INPUT RECORDS

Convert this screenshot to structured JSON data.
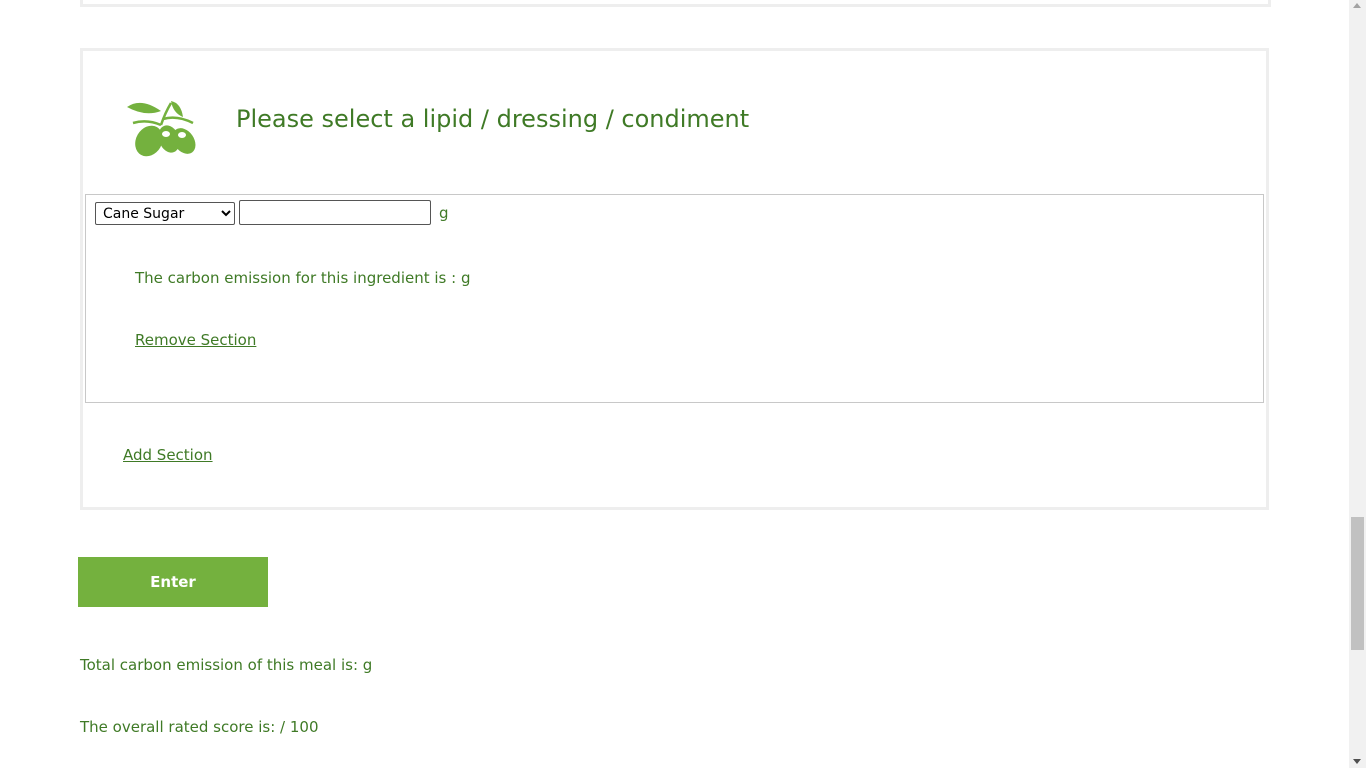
{
  "section": {
    "title": "Please select a lipid / dressing / condiment",
    "icon": "olive-branch-icon",
    "ingredient": {
      "selected": "Cane Sugar",
      "options": [
        "Cane Sugar"
      ],
      "amount_value": "",
      "unit": "g",
      "emission_text": "The carbon emission for this ingredient is : g",
      "remove_label": "Remove Section"
    },
    "add_label": "Add Section"
  },
  "actions": {
    "enter_label": "Enter"
  },
  "results": {
    "total_text": "Total carbon emission of this meal is: g",
    "score_text": "The overall rated score is: / 100"
  },
  "colors": {
    "accent": "#74b13e",
    "text": "#3f7a26",
    "panel_border": "#eeeeee"
  }
}
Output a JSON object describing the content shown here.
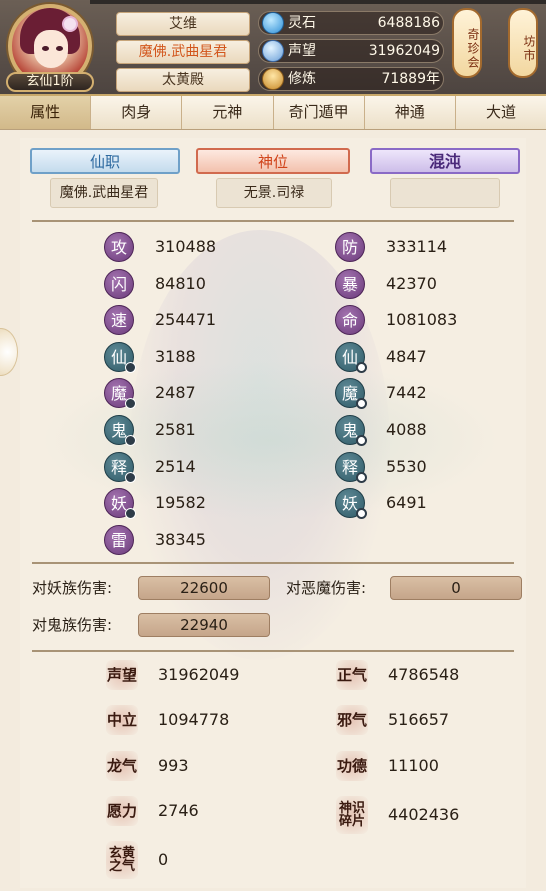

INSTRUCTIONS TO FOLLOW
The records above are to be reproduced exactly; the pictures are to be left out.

RESULT OF THIS EXERCISE
Convert this screenshot to structured JSON data.
{
  "section": {
    "title": "Please select a lipid / dressing / condiment",
    "icon": "olive-branch-icon",
    "ingredient": {
      "selected": "Cane Sugar",
      "options": [
        "Cane Sugar"
      ],
      "amount_value": "",
      "unit": "g",
      "emission_text": "The carbon emission for this ingredient is : g",
      "remove_label": "Remove Section"
    },
    "add_label": "Add Section"
  },
  "actions": {
    "enter_label": "Enter"
  },
  "results": {
    "total_text": "Total carbon emission of this meal is: g",
    "score_text": "The overall rated score is: / 100"
  },
  "colors": {
    "accent": "#74b13e",
    "text": "#3f7a26",
    "panel_border": "#eeeeee"
  }
}
Output a JSON object describing the content shown here.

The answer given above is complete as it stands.